In the 2013-14 school year, Steven Stairs will continue on in his position as community representative for Students Living With Disabilities. He received 39.6 per cent of votes over two other candidates, Rocco Scarcella and Matthew Riesmeyer.
Two students, Timmy (Chigozie) James and Rongzhao Li, campaigned for the position of community rep for international students. James will begin work in that position next year. He received 52.5 per cent of votes cast for the position.
Two individuals also ran uncontested for community rep positions.
Karleigh Bacon received 426 “yes” votes for the role of LGBTT* community rep, and Charly Wreggitt received 2,363 “yes” votes for women’s representative.
The above results remain preliminary.
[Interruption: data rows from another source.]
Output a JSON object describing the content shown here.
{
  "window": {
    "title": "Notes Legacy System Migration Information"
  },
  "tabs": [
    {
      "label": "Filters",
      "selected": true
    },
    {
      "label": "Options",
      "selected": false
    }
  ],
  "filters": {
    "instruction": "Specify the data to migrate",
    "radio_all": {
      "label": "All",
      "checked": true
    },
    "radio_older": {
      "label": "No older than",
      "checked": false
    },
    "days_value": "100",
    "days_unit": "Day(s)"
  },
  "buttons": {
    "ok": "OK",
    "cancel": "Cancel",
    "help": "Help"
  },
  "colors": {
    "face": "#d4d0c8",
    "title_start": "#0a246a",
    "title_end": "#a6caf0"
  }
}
According to UMSU bylaw 10.78 (a), “election results remain ‘preliminary’ until all appeals and complaints are resolved.”
This year, 6,109 U of M students turned out to vote, or 23.36 per cent of eligible voters.
CRO Kelsey Clifford told the Manitoban that, according to available records, this represents the highest UMSU voter turnout for general elections in 15 years.
This year’s U–Pass referendum, however, saw a higher number of eligible students cast a ballot at 27 per cent.
The 2009 general elections also drew out a high proportion of voters at 19 per cent.
In their statements to the Manitoban, both slates commented on the campaign and the high voter turnout.
“We would also like to thank the members for turning out in record numbers to vote. This is a great step for UMSU,” said Your Voice.
“[We] would like to thank the students for engaging themselves in what truly was one of the most exciting UMSU elections in recent history. We look forward to the remainder of a positive term and, of course, the beginning of our term in early May,” said the Fresh slate.